– Vicki Varela, managing director for the Utah Office of Tourism
The work to do that is already underway. For example, the Utah Office of Tourism got the approval to continue global print, TV and social media "inspirational messaging" when other states decided to pull out of global marketing for the time being, Varela said. The messages are aimed to remind people living outside of the U.S. that Utah possesses revered outdoor splendor rather than try to draw them to the state now.
"When (global travelers) do get that itch to travel and start to figure out what international destination inspires them, we want that to be Utah," she said. "There are economic studies within our industry that indicate that we will be able to increase our international market share.
"It's going to take us several years into 2024," she continued, "but we can see a path to make that happen."
In the meantime, there is a larger emphasis on road travel. Utah’s Mighty Five national park campaign shifted a bit to showcase regions around those parks, such as state parks and other open land space where people can have "amazing off-the-beaten-path" adventures, she said.
It’s a key part of state tourism marketing now because — due to the COVID-19 — the demand for outdoor adventure and ways to go outside without being surrounded by people is perhaps higher than ever this year, even if there are fewer people willing or able to come to the state. Case in point, rangers were forced to close some state parks early because they had become overcrowded earlier this year.
There are also ski/snowboard, cultural events and urban marketing campaigns underway with the focus of visiting Utah while also being safe during the pandemic.
Of course, during a pandemic, there is always a concern that outside visitors can bring the coronavirus with them or take the virus back with them and lead to outbreaks elsewhere. It’s why some states require people coming from Utah to quarantine 14 days after arriving — and why Utah did the same for a handful of states with the worst outbreaks early in the pandemic.

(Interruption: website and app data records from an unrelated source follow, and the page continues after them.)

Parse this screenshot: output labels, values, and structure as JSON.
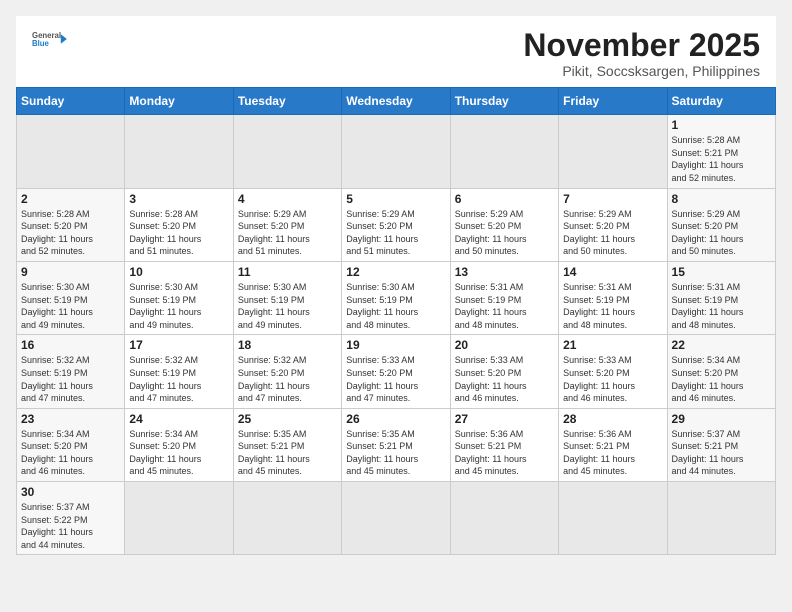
{
  "header": {
    "logo_line1": "General",
    "logo_line2": "Blue",
    "month_title": "November 2025",
    "location": "Pikit, Soccsksargen, Philippines"
  },
  "weekdays": [
    "Sunday",
    "Monday",
    "Tuesday",
    "Wednesday",
    "Thursday",
    "Friday",
    "Saturday"
  ],
  "weeks": [
    [
      {
        "day": "",
        "info": ""
      },
      {
        "day": "",
        "info": ""
      },
      {
        "day": "",
        "info": ""
      },
      {
        "day": "",
        "info": ""
      },
      {
        "day": "",
        "info": ""
      },
      {
        "day": "",
        "info": ""
      },
      {
        "day": "1",
        "info": "Sunrise: 5:28 AM\nSunset: 5:21 PM\nDaylight: 11 hours\nand 52 minutes."
      }
    ],
    [
      {
        "day": "2",
        "info": "Sunrise: 5:28 AM\nSunset: 5:20 PM\nDaylight: 11 hours\nand 52 minutes."
      },
      {
        "day": "3",
        "info": "Sunrise: 5:28 AM\nSunset: 5:20 PM\nDaylight: 11 hours\nand 51 minutes."
      },
      {
        "day": "4",
        "info": "Sunrise: 5:29 AM\nSunset: 5:20 PM\nDaylight: 11 hours\nand 51 minutes."
      },
      {
        "day": "5",
        "info": "Sunrise: 5:29 AM\nSunset: 5:20 PM\nDaylight: 11 hours\nand 51 minutes."
      },
      {
        "day": "6",
        "info": "Sunrise: 5:29 AM\nSunset: 5:20 PM\nDaylight: 11 hours\nand 50 minutes."
      },
      {
        "day": "7",
        "info": "Sunrise: 5:29 AM\nSunset: 5:20 PM\nDaylight: 11 hours\nand 50 minutes."
      },
      {
        "day": "8",
        "info": "Sunrise: 5:29 AM\nSunset: 5:20 PM\nDaylight: 11 hours\nand 50 minutes."
      }
    ],
    [
      {
        "day": "9",
        "info": "Sunrise: 5:30 AM\nSunset: 5:19 PM\nDaylight: 11 hours\nand 49 minutes."
      },
      {
        "day": "10",
        "info": "Sunrise: 5:30 AM\nSunset: 5:19 PM\nDaylight: 11 hours\nand 49 minutes."
      },
      {
        "day": "11",
        "info": "Sunrise: 5:30 AM\nSunset: 5:19 PM\nDaylight: 11 hours\nand 49 minutes."
      },
      {
        "day": "12",
        "info": "Sunrise: 5:30 AM\nSunset: 5:19 PM\nDaylight: 11 hours\nand 48 minutes."
      },
      {
        "day": "13",
        "info": "Sunrise: 5:31 AM\nSunset: 5:19 PM\nDaylight: 11 hours\nand 48 minutes."
      },
      {
        "day": "14",
        "info": "Sunrise: 5:31 AM\nSunset: 5:19 PM\nDaylight: 11 hours\nand 48 minutes."
      },
      {
        "day": "15",
        "info": "Sunrise: 5:31 AM\nSunset: 5:19 PM\nDaylight: 11 hours\nand 48 minutes."
      }
    ],
    [
      {
        "day": "16",
        "info": "Sunrise: 5:32 AM\nSunset: 5:19 PM\nDaylight: 11 hours\nand 47 minutes."
      },
      {
        "day": "17",
        "info": "Sunrise: 5:32 AM\nSunset: 5:19 PM\nDaylight: 11 hours\nand 47 minutes."
      },
      {
        "day": "18",
        "info": "Sunrise: 5:32 AM\nSunset: 5:20 PM\nDaylight: 11 hours\nand 47 minutes."
      },
      {
        "day": "19",
        "info": "Sunrise: 5:33 AM\nSunset: 5:20 PM\nDaylight: 11 hours\nand 47 minutes."
      },
      {
        "day": "20",
        "info": "Sunrise: 5:33 AM\nSunset: 5:20 PM\nDaylight: 11 hours\nand 46 minutes."
      },
      {
        "day": "21",
        "info": "Sunrise: 5:33 AM\nSunset: 5:20 PM\nDaylight: 11 hours\nand 46 minutes."
      },
      {
        "day": "22",
        "info": "Sunrise: 5:34 AM\nSunset: 5:20 PM\nDaylight: 11 hours\nand 46 minutes."
      }
    ],
    [
      {
        "day": "23",
        "info": "Sunrise: 5:34 AM\nSunset: 5:20 PM\nDaylight: 11 hours\nand 46 minutes."
      },
      {
        "day": "24",
        "info": "Sunrise: 5:34 AM\nSunset: 5:20 PM\nDaylight: 11 hours\nand 45 minutes."
      },
      {
        "day": "25",
        "info": "Sunrise: 5:35 AM\nSunset: 5:21 PM\nDaylight: 11 hours\nand 45 minutes."
      },
      {
        "day": "26",
        "info": "Sunrise: 5:35 AM\nSunset: 5:21 PM\nDaylight: 11 hours\nand 45 minutes."
      },
      {
        "day": "27",
        "info": "Sunrise: 5:36 AM\nSunset: 5:21 PM\nDaylight: 11 hours\nand 45 minutes."
      },
      {
        "day": "28",
        "info": "Sunrise: 5:36 AM\nSunset: 5:21 PM\nDaylight: 11 hours\nand 45 minutes."
      },
      {
        "day": "29",
        "info": "Sunrise: 5:37 AM\nSunset: 5:21 PM\nDaylight: 11 hours\nand 44 minutes."
      }
    ],
    [
      {
        "day": "30",
        "info": "Sunrise: 5:37 AM\nSunset: 5:22 PM\nDaylight: 11 hours\nand 44 minutes."
      },
      {
        "day": "",
        "info": ""
      },
      {
        "day": "",
        "info": ""
      },
      {
        "day": "",
        "info": ""
      },
      {
        "day": "",
        "info": ""
      },
      {
        "day": "",
        "info": ""
      },
      {
        "day": "",
        "info": ""
      }
    ]
  ]
}
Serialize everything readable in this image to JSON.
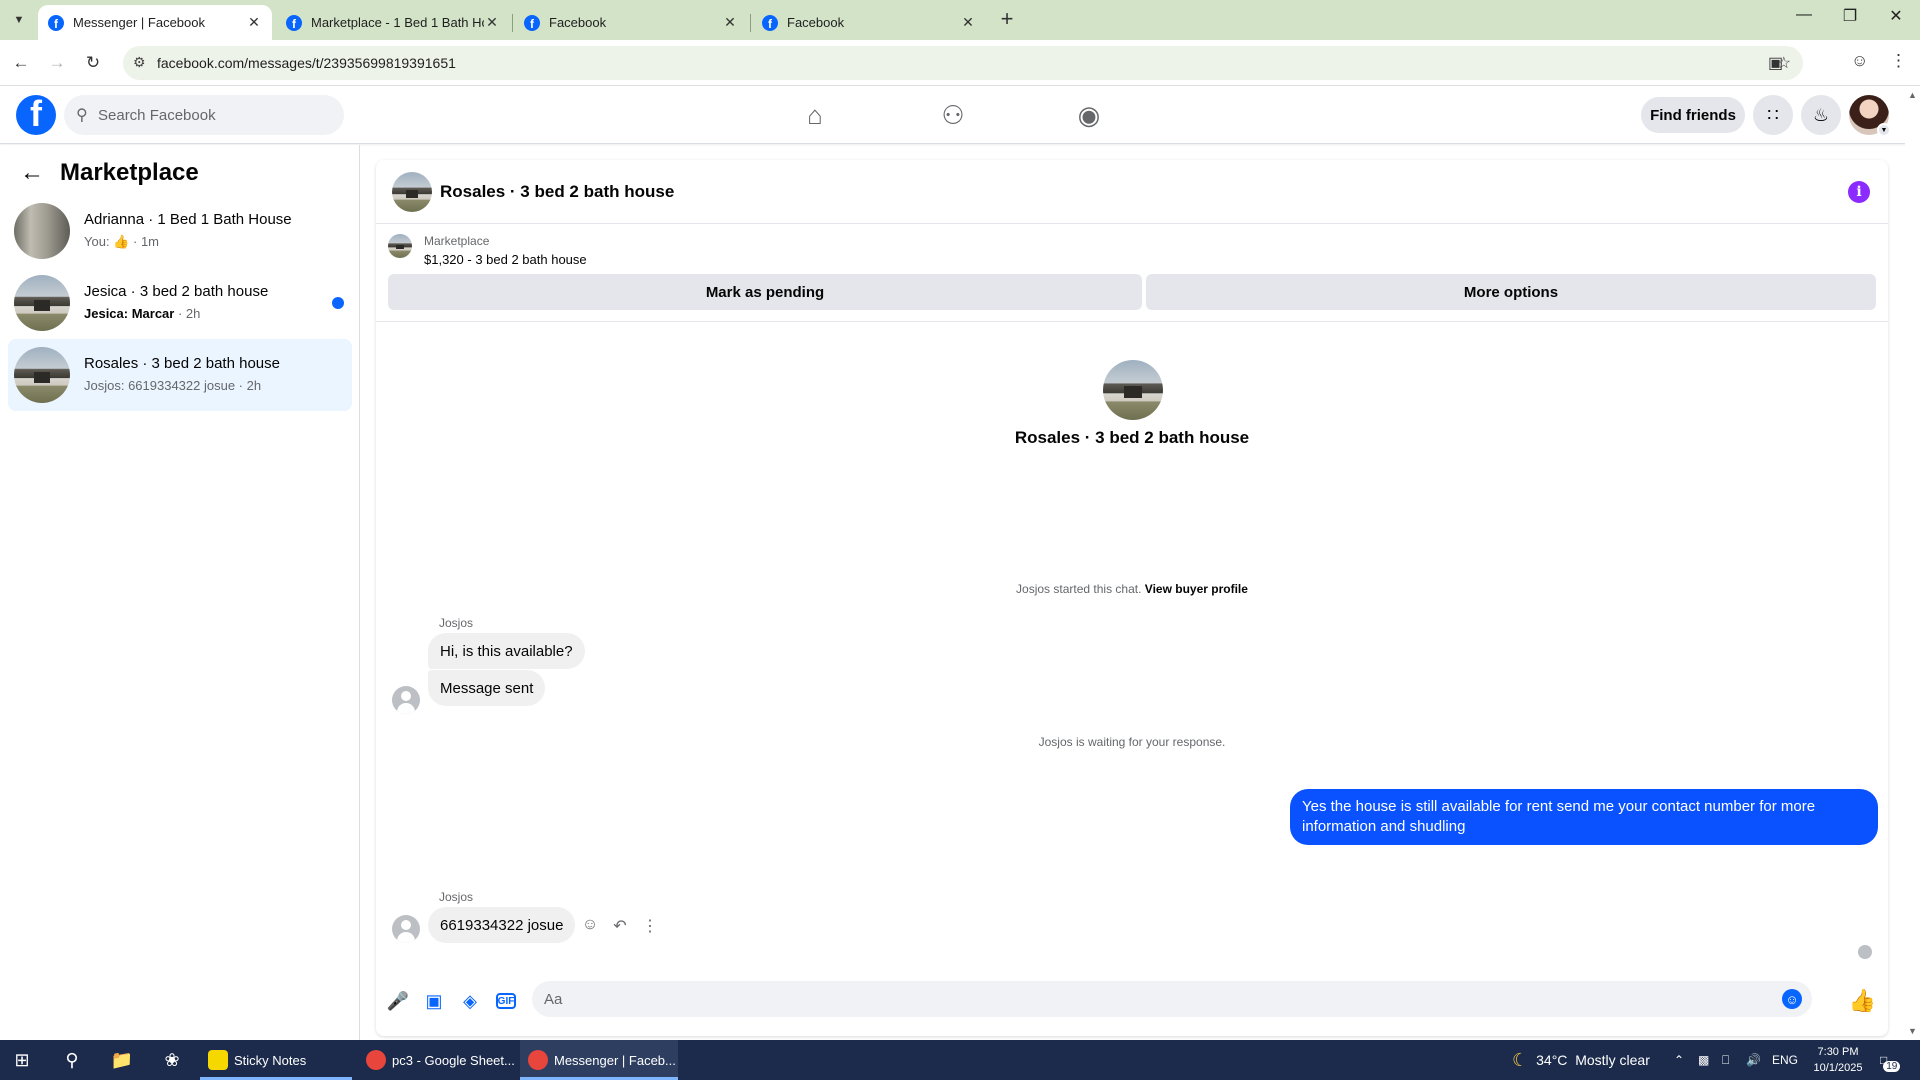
{
  "browser": {
    "tabs": [
      {
        "title": "Messenger | Facebook",
        "active": true
      },
      {
        "title": "Marketplace - 1 Bed 1 Bath Ho",
        "active": false
      },
      {
        "title": "Facebook",
        "active": false
      },
      {
        "title": "Facebook",
        "active": false
      }
    ],
    "url": "facebook.com/messages/t/23935699819391651"
  },
  "fb": {
    "search_placeholder": "Search Facebook",
    "find_friends": "Find friends"
  },
  "sidebar": {
    "title": "Marketplace",
    "conversations": [
      {
        "name": "Adrianna · 1 Bed 1 Bath House",
        "snippet_prefix": "You:",
        "snippet": "· 1m",
        "unread": false
      },
      {
        "name": "Jesica · 3 bed 2 bath house",
        "snippet_prefix": "Jesica: Marcar",
        "snippet": "· 2h",
        "unread": true
      },
      {
        "name": "Rosales · 3 bed 2 bath house",
        "snippet_prefix": "",
        "snippet": "Josjos: 6619334322 josue · 2h",
        "unread": false
      }
    ]
  },
  "chat": {
    "title": "Rosales · 3 bed 2 bath house",
    "listing_label": "Marketplace",
    "listing_price": "$1,320 - 3 bed 2 bath house",
    "mark_pending": "Mark as pending",
    "more_options": "More options",
    "intro_title": "Rosales · 3 bed 2 bath house",
    "started_text": "Josjos started this chat.",
    "view_profile": "View buyer profile",
    "sender_name": "Josjos",
    "msg1": "Hi, is this available?",
    "msg2": "Message sent",
    "waiting_text": "Josjos is waiting for your response.",
    "out_msg": "Yes the house is still available for rent send me your contact number for more information and shudling",
    "msg3": "6619334322 josue",
    "composer_placeholder": "Aa"
  },
  "taskbar": {
    "apps": [
      {
        "label": "Sticky Notes",
        "color": "#f5d800"
      },
      {
        "label": "pc3 - Google Sheet...",
        "color": "#e8453c"
      },
      {
        "label": "Messenger | Faceb...",
        "color": "#e8453c"
      }
    ],
    "weather": "34°C  Mostly clear",
    "lang": "ENG",
    "time": "7:30 PM",
    "date": "10/1/2025",
    "notif_count": "19"
  },
  "colors": {
    "fb_blue": "#0866ff",
    "outgoing_bubble": "#0a52ff",
    "selected_conv": "#ebf5ff",
    "info_purple": "#8b2bff"
  }
}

Varela said the state does include messaging about how visitors can stay safe and not spread COVID-19. That concern, she continued, is also why she believes tourism in rural counties, especially ones near national parks, will recover quicker than urban counties.
"Some of the regions in southern Utah, where there have been very few COVID cases and where there's lots of wide-open space, will be the quickest to recover," she said.
So what about the Wasatch Front and Wasatch Back? Utah’s ski resorts do plan to reopen this year and many of them have already released their COVID-19 safety plans. Malone said he’s "somewhat optimistic" skiers and snowboarders from outside the state will return to Utah’s slopes this year, especially with those safety measures in place.
The important snow season’s economic fate this winter will likely come down to travel confidence, though. Not many international travelers are expected; if nonresidents don’t feel safe traveling to Utah, COVID-19 may continue to slam resorts.
In terms of the long haul, Malone believes Park City, Utah's slopes and conference/mass gathering tourism will eventually recover. Despite the drastic hardships, industry experts say the question isn't if Utah tourism will recover, it's when.
The "when" will likely depend on people flying into Utah again. It might also take time for businesses to feel comfortable booking retreats, although Malone said there are businesses that have already booked events in the Park City area for 2021. That's an encouraging sign for industry specialists.
"It's going to take a while to get back to the pace we were experiencing in 2019," Malone said. "Other than that, I look at the infrastructure here. It's terrific. People built the hotel product, the resort product, the dining and culinary experience. I think all of that will remain popular.
"We just don't know the speed in which the rebound will be."